Available data: Begin

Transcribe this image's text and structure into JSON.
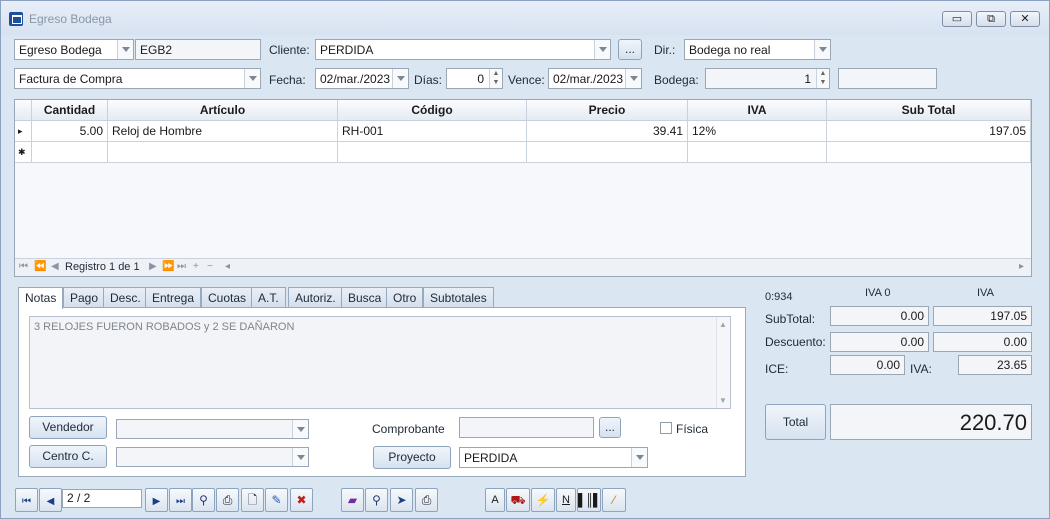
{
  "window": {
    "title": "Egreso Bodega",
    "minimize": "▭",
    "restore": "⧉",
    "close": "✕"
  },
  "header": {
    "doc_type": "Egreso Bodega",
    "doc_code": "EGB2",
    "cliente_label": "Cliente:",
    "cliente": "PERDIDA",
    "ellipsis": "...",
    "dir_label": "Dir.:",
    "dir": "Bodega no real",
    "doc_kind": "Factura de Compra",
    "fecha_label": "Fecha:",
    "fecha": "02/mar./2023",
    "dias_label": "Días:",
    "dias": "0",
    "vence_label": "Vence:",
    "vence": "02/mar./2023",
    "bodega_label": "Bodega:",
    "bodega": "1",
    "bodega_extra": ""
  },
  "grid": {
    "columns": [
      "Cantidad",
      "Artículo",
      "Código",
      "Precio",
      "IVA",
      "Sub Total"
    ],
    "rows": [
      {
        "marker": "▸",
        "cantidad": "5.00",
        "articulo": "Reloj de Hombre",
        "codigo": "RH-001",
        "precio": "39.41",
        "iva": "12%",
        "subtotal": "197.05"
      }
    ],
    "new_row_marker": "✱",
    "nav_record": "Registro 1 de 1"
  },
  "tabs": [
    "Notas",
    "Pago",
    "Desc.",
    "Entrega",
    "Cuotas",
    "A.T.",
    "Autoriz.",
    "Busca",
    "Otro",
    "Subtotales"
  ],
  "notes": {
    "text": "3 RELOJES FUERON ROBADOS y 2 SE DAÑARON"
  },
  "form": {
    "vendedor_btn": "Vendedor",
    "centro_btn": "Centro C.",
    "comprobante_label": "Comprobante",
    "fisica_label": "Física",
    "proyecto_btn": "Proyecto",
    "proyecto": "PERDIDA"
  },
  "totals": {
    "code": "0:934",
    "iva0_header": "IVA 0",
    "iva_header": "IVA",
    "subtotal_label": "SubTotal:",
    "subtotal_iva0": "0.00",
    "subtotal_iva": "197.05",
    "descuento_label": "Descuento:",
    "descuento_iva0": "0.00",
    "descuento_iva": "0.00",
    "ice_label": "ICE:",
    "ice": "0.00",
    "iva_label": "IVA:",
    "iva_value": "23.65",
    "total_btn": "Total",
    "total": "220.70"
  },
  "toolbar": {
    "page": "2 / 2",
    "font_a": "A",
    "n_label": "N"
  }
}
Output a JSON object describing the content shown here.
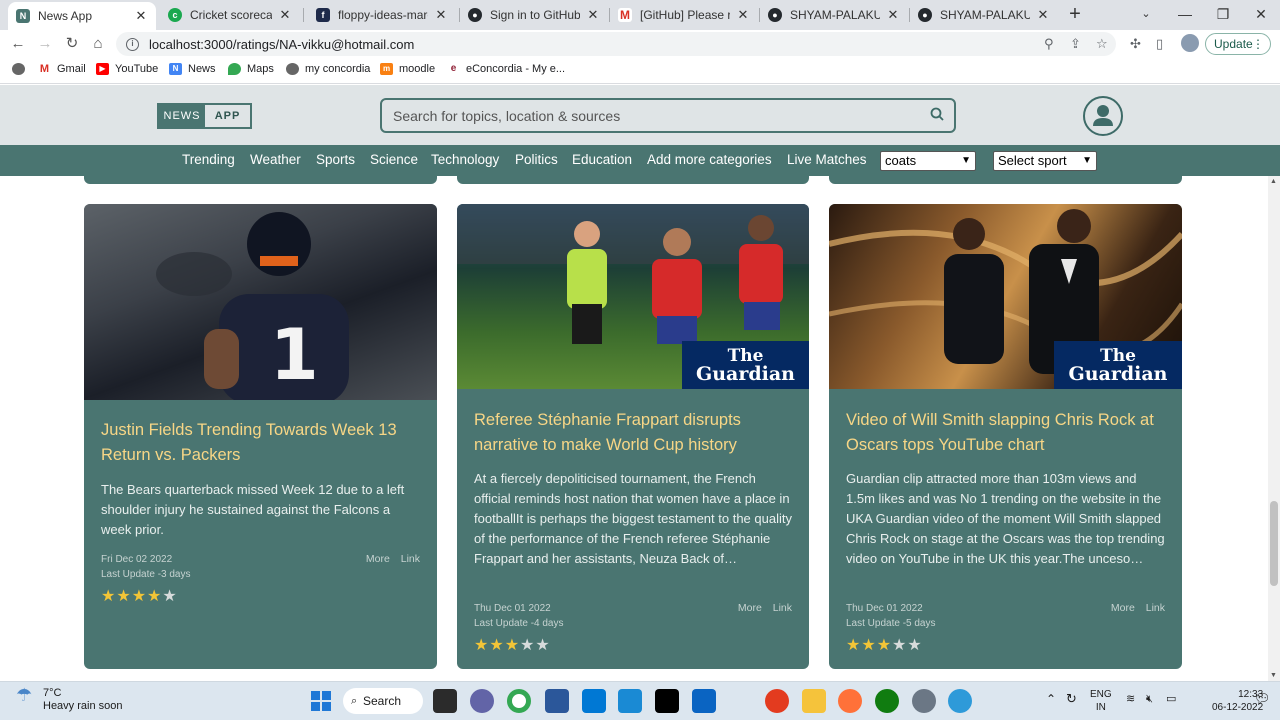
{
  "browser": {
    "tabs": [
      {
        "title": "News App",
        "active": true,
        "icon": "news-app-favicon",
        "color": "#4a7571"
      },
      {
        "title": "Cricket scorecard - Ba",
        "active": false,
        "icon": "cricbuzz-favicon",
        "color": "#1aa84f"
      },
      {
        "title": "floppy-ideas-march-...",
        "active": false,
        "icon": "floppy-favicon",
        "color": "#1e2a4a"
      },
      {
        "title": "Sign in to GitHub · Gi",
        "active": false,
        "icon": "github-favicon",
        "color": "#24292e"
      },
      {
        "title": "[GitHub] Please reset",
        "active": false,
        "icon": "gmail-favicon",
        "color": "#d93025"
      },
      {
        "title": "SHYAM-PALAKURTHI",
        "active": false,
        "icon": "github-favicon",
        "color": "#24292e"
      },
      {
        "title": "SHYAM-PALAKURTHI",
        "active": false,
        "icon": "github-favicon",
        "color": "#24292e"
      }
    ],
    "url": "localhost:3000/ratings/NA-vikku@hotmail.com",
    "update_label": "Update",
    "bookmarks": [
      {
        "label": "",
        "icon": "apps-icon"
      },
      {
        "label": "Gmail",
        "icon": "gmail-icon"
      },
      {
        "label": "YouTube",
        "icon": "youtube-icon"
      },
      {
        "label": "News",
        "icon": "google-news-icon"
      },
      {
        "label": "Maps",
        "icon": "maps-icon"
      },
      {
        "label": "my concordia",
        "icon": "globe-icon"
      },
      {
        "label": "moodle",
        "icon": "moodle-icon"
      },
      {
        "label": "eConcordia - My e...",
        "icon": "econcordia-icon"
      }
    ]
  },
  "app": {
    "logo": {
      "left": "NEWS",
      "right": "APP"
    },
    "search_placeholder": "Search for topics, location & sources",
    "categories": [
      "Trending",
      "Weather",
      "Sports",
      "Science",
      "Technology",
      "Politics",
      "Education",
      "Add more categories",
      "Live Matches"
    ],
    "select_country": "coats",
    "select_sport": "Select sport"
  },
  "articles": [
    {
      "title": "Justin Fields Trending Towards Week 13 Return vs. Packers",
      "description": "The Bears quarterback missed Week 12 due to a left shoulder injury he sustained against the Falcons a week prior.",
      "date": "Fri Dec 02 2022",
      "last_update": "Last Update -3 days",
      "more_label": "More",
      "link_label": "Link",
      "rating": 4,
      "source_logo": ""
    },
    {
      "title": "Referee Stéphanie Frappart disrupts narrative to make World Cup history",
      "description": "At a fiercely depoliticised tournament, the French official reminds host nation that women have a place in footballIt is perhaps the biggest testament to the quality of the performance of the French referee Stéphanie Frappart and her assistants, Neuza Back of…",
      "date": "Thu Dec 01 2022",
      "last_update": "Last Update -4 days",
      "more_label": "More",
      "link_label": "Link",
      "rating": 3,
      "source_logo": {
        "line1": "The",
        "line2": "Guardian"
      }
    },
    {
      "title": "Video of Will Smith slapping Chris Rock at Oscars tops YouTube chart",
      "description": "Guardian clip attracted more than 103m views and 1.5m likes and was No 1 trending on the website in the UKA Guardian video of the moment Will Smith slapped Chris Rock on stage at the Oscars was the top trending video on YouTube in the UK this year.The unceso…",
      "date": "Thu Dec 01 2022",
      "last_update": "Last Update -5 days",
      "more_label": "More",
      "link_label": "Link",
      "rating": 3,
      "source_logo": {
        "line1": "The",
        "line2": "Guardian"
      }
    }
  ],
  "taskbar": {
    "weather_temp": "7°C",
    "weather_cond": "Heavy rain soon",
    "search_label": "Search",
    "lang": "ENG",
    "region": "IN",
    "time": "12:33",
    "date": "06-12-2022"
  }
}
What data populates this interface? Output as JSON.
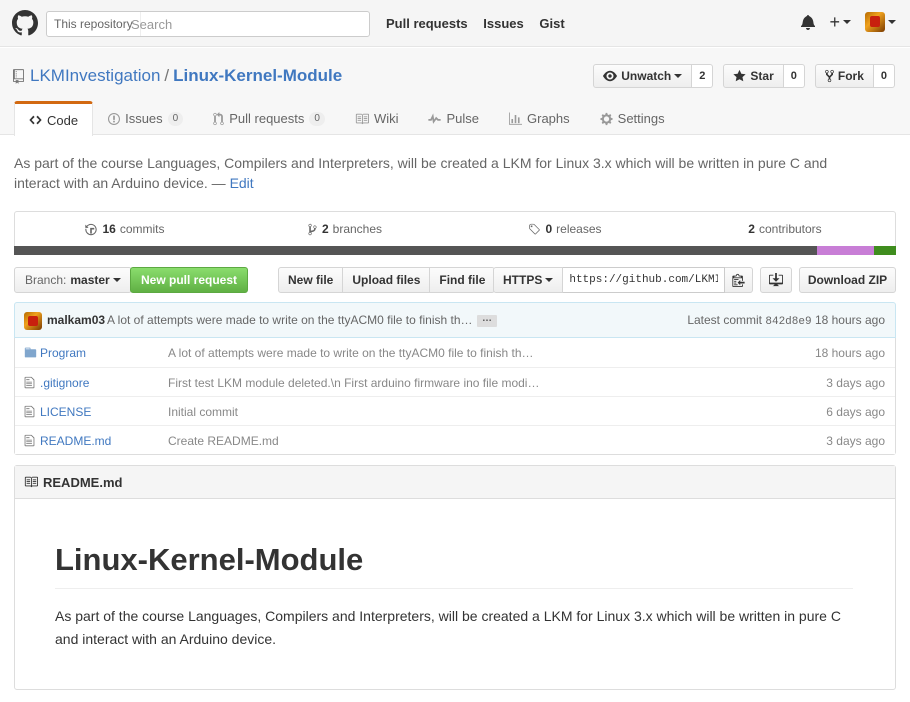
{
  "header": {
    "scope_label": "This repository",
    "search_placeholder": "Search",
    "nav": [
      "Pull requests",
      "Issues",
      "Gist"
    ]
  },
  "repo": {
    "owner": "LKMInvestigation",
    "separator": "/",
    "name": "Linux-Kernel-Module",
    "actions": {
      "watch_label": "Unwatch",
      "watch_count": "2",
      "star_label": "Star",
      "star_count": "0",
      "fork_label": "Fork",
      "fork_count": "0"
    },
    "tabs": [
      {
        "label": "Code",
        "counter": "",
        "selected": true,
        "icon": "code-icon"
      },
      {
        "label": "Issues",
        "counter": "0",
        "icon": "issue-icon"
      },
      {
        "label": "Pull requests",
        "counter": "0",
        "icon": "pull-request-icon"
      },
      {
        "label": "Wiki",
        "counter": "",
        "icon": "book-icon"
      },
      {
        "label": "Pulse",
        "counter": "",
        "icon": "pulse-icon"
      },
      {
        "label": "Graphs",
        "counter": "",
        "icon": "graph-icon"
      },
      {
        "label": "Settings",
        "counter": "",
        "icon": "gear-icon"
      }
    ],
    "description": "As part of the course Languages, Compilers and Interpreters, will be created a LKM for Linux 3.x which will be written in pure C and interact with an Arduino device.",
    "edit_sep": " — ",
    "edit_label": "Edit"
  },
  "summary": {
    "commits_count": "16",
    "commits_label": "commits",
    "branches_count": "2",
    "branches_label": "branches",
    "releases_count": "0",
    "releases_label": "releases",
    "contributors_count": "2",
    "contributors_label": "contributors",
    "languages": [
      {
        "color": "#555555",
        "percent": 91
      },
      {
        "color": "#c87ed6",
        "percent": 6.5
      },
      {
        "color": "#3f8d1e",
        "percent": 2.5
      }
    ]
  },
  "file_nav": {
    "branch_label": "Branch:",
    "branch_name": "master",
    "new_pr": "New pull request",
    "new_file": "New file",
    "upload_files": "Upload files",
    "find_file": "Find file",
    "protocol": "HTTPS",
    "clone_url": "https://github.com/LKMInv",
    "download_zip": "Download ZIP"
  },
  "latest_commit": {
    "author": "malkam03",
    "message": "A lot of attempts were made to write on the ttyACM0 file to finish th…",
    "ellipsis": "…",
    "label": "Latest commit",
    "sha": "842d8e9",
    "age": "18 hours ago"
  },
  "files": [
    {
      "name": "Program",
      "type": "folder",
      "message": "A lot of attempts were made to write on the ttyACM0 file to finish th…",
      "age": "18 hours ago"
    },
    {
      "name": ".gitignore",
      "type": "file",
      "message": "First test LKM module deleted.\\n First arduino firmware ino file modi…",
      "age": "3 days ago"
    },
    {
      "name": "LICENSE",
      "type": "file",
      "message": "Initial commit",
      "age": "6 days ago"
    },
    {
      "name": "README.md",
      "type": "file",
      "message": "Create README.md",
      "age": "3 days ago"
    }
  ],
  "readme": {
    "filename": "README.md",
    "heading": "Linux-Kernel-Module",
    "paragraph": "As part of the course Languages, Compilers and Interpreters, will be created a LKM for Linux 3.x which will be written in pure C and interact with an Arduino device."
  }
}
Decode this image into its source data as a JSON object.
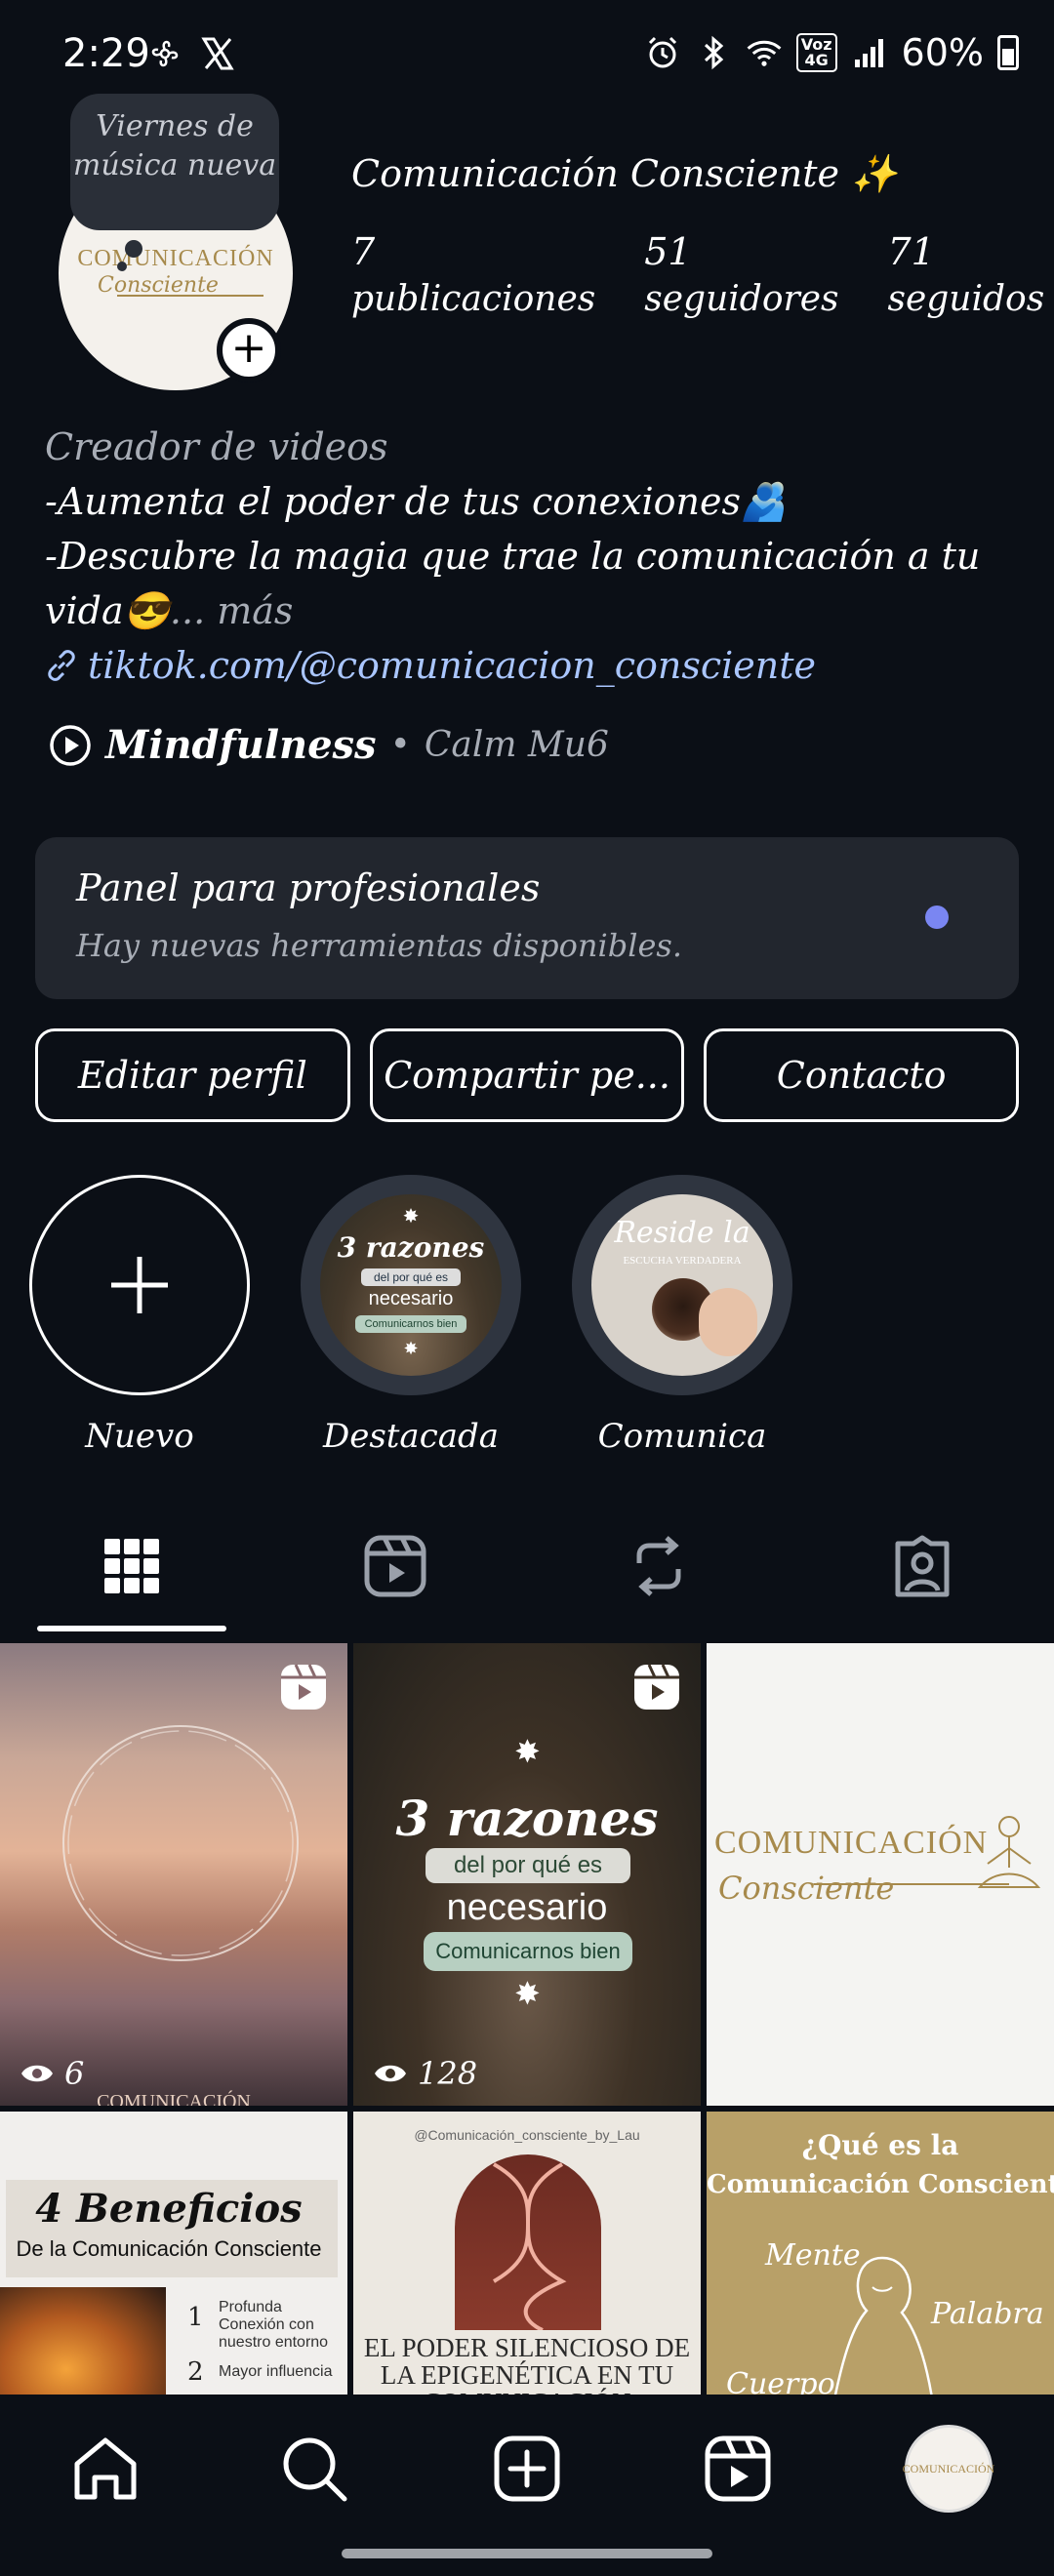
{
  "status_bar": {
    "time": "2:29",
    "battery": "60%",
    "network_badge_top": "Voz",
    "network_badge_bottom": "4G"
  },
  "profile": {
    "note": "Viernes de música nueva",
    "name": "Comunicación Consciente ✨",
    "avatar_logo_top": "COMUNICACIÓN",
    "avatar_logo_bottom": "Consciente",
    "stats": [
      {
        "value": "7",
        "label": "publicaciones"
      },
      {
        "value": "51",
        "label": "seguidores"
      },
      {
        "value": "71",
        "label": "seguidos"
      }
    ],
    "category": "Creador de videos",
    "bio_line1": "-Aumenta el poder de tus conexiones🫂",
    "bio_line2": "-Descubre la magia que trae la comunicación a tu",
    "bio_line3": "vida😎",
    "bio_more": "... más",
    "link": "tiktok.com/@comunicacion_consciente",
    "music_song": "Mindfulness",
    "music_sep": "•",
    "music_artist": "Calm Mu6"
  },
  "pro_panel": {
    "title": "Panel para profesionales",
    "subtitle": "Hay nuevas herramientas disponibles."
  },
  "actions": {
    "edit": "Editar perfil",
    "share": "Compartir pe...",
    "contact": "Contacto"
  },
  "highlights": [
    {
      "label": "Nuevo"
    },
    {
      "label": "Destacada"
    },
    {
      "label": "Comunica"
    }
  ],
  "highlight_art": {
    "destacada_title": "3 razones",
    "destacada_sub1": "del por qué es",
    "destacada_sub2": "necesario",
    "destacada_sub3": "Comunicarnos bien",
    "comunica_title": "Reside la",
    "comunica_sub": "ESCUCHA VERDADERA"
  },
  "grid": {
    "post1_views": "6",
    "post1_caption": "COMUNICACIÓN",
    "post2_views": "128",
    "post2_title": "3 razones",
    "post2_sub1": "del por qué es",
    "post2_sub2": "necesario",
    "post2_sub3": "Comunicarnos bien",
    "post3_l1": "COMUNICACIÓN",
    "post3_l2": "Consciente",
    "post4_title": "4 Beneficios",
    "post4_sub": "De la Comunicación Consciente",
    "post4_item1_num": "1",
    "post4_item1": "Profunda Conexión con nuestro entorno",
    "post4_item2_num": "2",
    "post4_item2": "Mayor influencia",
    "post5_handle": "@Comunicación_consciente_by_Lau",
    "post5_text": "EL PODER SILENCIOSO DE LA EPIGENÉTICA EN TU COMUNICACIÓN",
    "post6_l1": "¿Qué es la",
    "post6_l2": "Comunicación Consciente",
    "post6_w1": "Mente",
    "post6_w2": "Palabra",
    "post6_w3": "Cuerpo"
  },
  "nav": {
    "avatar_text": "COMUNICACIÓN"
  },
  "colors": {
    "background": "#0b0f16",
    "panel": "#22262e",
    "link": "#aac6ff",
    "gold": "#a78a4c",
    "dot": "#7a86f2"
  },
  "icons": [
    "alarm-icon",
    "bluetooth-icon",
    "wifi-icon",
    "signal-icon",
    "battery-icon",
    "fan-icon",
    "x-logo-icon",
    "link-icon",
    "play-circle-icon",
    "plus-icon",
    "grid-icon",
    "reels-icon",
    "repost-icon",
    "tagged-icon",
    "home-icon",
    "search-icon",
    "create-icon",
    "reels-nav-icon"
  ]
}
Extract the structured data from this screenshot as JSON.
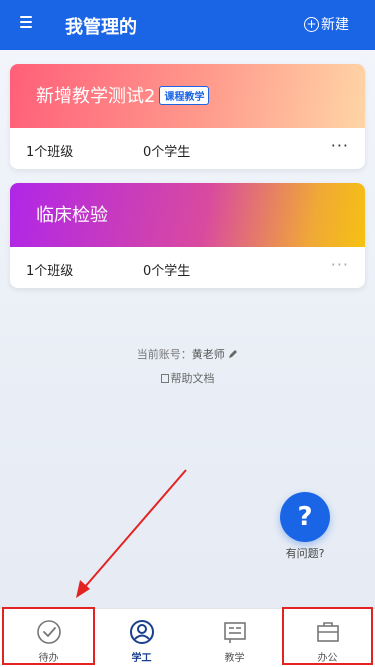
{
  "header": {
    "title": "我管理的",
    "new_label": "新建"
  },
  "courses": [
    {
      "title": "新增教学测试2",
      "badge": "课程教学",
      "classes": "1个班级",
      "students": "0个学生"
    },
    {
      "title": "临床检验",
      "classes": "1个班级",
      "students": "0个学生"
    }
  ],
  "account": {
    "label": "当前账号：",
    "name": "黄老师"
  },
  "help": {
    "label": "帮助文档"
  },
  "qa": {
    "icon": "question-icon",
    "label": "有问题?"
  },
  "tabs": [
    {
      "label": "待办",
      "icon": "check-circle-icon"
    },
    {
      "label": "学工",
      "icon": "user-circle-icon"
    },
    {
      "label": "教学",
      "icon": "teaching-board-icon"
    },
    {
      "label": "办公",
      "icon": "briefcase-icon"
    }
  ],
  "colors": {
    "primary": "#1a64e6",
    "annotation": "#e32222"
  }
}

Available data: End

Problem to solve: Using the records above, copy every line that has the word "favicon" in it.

Answer section:
        "icon": "news-app-favicon",
        "icon": "cricbuzz-favicon",
        "icon": "floppy-favicon",
        "icon": "github-favicon",
        "icon": "gmail-favicon",
        "icon": "github-favicon",
        "icon": "github-favicon",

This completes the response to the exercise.